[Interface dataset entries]
-=-=-
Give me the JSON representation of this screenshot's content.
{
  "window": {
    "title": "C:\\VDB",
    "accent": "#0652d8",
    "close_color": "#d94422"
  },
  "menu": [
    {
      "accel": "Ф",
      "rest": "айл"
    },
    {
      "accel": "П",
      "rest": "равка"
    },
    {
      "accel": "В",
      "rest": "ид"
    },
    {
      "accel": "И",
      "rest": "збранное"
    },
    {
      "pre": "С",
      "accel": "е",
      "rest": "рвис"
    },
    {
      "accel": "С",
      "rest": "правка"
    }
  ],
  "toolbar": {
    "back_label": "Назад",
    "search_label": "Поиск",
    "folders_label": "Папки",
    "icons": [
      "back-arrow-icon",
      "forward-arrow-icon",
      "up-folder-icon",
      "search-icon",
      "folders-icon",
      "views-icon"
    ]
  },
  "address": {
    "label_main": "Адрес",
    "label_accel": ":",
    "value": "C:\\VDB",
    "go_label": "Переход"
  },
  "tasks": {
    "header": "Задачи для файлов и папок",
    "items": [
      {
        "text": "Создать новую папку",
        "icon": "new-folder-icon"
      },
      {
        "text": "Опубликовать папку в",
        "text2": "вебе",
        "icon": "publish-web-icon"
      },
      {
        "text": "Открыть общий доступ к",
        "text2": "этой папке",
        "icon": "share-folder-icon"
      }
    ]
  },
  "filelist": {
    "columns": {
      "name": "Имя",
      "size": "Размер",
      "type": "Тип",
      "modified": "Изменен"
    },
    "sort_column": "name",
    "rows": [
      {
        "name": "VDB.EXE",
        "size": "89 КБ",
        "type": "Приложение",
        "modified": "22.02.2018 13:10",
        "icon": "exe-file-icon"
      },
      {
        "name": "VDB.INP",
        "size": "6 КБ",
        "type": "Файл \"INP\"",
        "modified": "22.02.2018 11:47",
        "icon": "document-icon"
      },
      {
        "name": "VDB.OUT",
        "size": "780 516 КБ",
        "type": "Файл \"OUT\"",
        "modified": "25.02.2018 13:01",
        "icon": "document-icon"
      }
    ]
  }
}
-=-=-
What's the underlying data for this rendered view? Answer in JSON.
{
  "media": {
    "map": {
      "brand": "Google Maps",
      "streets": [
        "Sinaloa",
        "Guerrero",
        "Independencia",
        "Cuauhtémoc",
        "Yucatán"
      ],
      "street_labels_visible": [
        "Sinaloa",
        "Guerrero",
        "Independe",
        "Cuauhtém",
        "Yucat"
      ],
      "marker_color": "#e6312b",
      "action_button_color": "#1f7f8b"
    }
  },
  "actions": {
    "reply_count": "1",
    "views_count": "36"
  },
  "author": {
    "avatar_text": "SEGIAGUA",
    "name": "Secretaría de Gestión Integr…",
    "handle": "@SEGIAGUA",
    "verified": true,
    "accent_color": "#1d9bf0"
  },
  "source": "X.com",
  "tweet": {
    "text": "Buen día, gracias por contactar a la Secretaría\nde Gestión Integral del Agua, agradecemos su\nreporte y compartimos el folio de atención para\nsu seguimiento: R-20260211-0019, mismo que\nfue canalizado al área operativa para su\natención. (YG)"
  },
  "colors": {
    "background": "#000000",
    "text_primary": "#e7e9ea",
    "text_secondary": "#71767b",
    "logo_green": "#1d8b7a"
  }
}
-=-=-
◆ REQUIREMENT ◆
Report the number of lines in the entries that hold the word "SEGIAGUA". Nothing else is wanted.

◆ SOLVED PROBLEM ◆
2